I was alerted to a new paper on Arctic climate (h/t Erik). The paper is
Brönnimann, et al 2012 : A multi-data set comparison of the vertical structure of temperature variability and change over the Arctic during the past 100 years . Climate Dynamics (in press)
The abstract reads [highlight added]
We compare the daily, interannual, and decadal variability and trends in the thermal structure of the Arctic troposphere using eight observation-based, vertically resolved data sets, four of which have data prior to 1948. Comparisons on the daily scale between historical reanalysis data and historical upper-air observations were performed for Svalbard for the cold winters 1911/1912 and 1988/89, the warm winters 1944/1945 and 2005/2006, and the International Geophysical Year 1957/58. Excellent agreement is found at mid-tropospheric levels. Near the ground and at the tropopause level, however, systematic differences are identified. On the interannual time scale, the correlations between all data sets are high, but there are systematic biases in terms of absolute values as well as discrepancies in the magnitude of the variability. The causes of these differences are discussed. While none of the data sets individually may be suitable for trend analysis, consistent features can be identified from analyzing all data sets together. To illustrate this, we examine trends and 20-yr averages for those regions and seasons that exhibit large sea-ice changes and have enough data for comparison. In the summertime Pacific Arctic and the autumn eastern Canadian Arctic, the lower tropospheric temperature anomalies for the recent two decades are higher than in any previous 20-yr period. In contrast, mid-tropospheric temperatures of the European Arctic in the wintertime of the 1920s and 1930s may have reached values as high as those of the late 20th and early 21st centuries.

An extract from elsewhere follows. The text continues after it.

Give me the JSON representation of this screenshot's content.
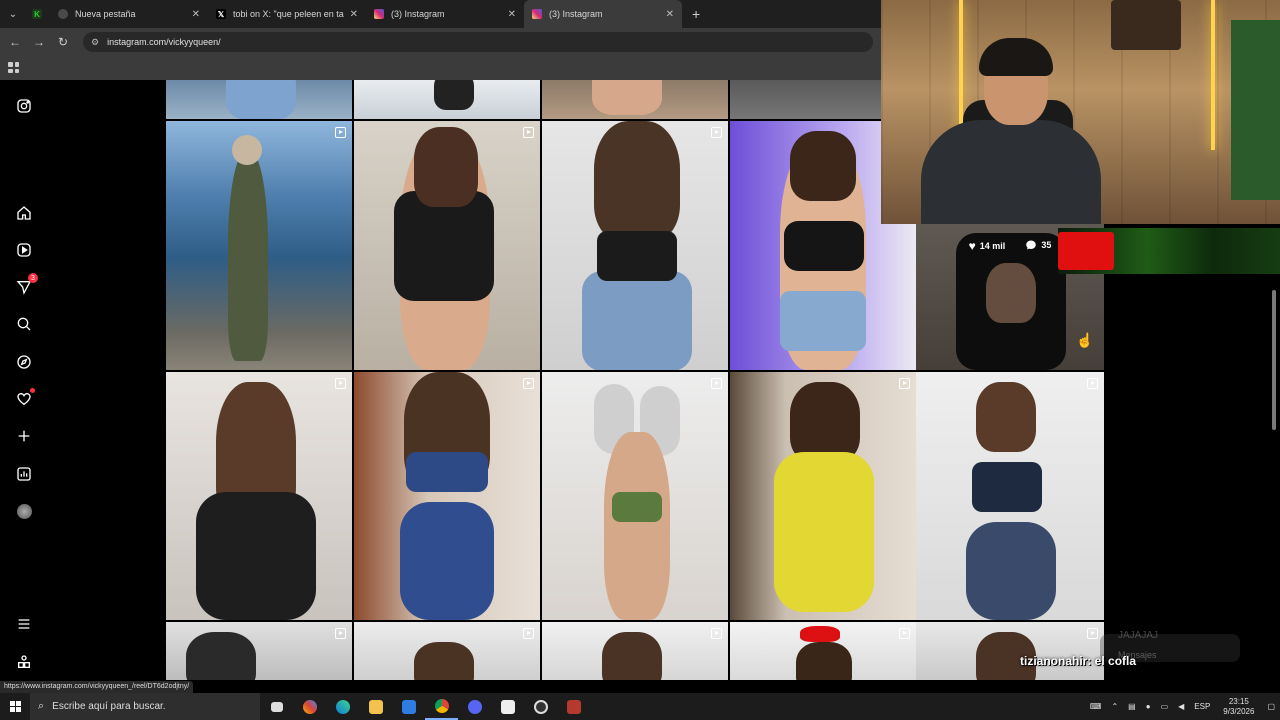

Interesting excerpts are
We …. analyse trends and mean values over longer time periods. We first return to the long record of 850 hPa temperature in winter over Svalbard (Fig. 1). Although interannual variability was relatively similar comparing the datasets, there are substantial differences even in the trend of the relatively recent 1980-2002 period from ERA40 (0.85 °C/decade), NNR (0.57°C/decade), JRA25 (0.49 °C/decade), observations from Ny Ålesund and Barentsburg merged(0.35 °C/decade), and 20CR (0.19 °C/decade). These large discrepancies among the data sets underscore the large uncertainties involved with estimates of the trend.
A common feature seen in Figs. 9 and 10 is that the tropospheric warming is especially strong in the 1978-1997 period. The Canadian Arctic (Fig. 12) shows the strongest warming for the most recent period. A further common feature is the cooling trend throughout the troposphere in 1948-1967 in almost seasons and regions (except in 20CR for the Canadian Arctic (Fig. 12)).
Concerning the vertical structure, almost all recent warming trends (1978-1997 and 1988-2007),with the most notable exception of the summer trend in the Pacific Arctic, are stronger near the ground than at 700 hPa.
This is an informative analysis. The lower trends higher in the troposphere, for example, needs an explanation including an assessment as to how well the multi-decadal climate models are at predicting this difference. In addition, the skill at the models at predicting the spatial variations in the vertical structure of the atmosphere needs to be assessed. This is an excellent paper to use in such a model evaluation.